OHCHR and human rights organizations have expressed concern at reports of forced evictions, killings, torture, sexual violence and denial of humanitarian aid to Sunni communities in parts of Iraq that have been reclaimed from ISIL. Iraqi courts have reportedly sentenced 3,130 prisoners accused of links to ISIL to death on charges of terrorism. UNAMI has expressed concerns regarding the mass hanging of 42 ISIL prisoners on 25 September 2017 and 38 prisoners on 14 December 2017. Kurdish Regional Government (KRG) security forces have also reportedly carried out extrajudicial executions of captured ISIL members.
The UN Office for the Coordination of Humanitarian Affairs estimates that as of 4 March 6.7 million people in Iraq were still in need of humanitarian assistance, with 1.8 million people still internally displaced.
Cultural identities and religious loyalties continue to be manipulated by some forces in Iraq, posing a threat to the country's long-term political stability and social cohesion. In particular, systematic abuse of the human rights of Sunni civilians living in formerly ISIL-held territories, as well as the lack of due process for suspected ISIL-members and abuse of detainees, threatens to aggravate identity-based grievances.
Additionally, the government has yet to pursue accountability for mass atrocity crimes perpetrated since 2014. ISIL-members continue to be charged with the offense of terrorism, and no one has been held accountable for the genocide against the Yazidi or for slavery and sexual violence perpetrated by ISIL as a matter of policy in territory it occupied.
The Iraqi government must continue to take active steps to further both political and inter-communal reconciliation, counter violent extremism, and minimize the risk of recurring armed conflict. All armed militias mobilized to fight ISIL should be demobilized and reintegrated into society.

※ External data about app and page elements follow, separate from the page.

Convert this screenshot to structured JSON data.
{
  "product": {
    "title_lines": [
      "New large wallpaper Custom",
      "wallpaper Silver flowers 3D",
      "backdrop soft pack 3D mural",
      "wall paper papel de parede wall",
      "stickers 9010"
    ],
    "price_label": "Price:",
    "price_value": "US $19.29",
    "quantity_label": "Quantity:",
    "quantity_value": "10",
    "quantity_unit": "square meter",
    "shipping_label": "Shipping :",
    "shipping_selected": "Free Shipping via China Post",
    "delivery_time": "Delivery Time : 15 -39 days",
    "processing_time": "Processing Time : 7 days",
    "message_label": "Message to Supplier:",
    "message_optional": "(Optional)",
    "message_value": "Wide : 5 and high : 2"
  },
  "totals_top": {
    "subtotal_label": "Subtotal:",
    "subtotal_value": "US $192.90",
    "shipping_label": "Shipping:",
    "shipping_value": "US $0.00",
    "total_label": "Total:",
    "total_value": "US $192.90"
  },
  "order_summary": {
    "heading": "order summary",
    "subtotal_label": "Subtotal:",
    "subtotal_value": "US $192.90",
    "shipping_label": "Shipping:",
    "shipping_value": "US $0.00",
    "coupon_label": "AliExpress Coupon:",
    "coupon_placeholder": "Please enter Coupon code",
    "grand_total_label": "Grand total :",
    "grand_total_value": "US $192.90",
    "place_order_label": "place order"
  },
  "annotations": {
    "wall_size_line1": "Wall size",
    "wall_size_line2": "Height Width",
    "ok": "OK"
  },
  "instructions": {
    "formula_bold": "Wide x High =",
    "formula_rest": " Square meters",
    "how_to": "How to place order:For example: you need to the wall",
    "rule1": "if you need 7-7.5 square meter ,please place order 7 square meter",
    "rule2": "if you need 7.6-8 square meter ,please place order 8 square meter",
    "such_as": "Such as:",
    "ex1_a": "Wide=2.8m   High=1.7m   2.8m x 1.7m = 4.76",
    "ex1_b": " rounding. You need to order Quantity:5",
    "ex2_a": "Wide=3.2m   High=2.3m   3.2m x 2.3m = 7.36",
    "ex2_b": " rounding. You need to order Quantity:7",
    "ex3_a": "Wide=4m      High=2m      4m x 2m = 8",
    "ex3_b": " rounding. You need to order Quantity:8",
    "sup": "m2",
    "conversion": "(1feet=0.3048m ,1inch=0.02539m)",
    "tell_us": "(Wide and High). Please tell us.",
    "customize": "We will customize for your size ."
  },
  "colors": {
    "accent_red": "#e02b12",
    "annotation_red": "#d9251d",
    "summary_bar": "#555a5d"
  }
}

The Iraqi government needs ongoing international assistance to uphold its Responsibility to Protect
On 14 June the UN Security Council (UNSC) adopted Resolution 2421, renewing the mandate of UNAMI until 31 May 2019.
On 21 September 2017 UNSC Resolution 2379 authorized the establishment of the UN Investigative Team to Promote Accountability for Crimes Committed by Da'esh/ISIL (UNITAD) to support domestic accountability efforts by collecting evidence regarding potential atrocities committed by ISIL in Iraq. On 31 May 2018 the Secretary-General appointed Karim Asad Ahmad Khan as the Special Adviser and Head of the Team. Special Adviser Khan briefed the UNSC during November 2018 and reported that UNITAD would begin investigative activities in early 2019. On 15 March UNITAD, in cooperation with the Iraqi government, began exhuming a mass grave in the village of Kocho, marking the first major exhumation of the remains of the Yazidis targeted and killed by ISIL.
While continuing to prevent the re-emergence ISIL and other armed extremist groups, it is essential that the Iraqi government protects all civilians and addresses the underlying sources of conflict between Sunnis, Shias, Kurds and other minorities within Iraq.
All relevant authorities must actively prevent reprisals against Sunni civilians in areas recaptured from ISIL. The Iraqi government should take steps to demobilize and reintegrate members of the Popular Mobilization Forces and accelerate security sector reform. The Iraqi and Kurdish governments should undertake credible investigations of all alleged human rights abuses carried out by members of its security forces.
UN member states should support the operations of UNITAD and provide financial and technical assistance. The government of Iraq should adopt enabling legislation to incorporate genocide, war crimes and crimes against humanity into domestic law. All perpetrators of atrocities in Iraq, regardless of affiliation, should be held accountable for their crimes.
Last Updated: 20 March 2019
The five most recent issues of R2P Monitor and Atrocity Alert are available in the side-bar. To see previous assessments of this country, please see R2P Monitor and Atrocity Alert on our Publications page. Iraq has been featured in the R2P Monitor since the July 2013 issue.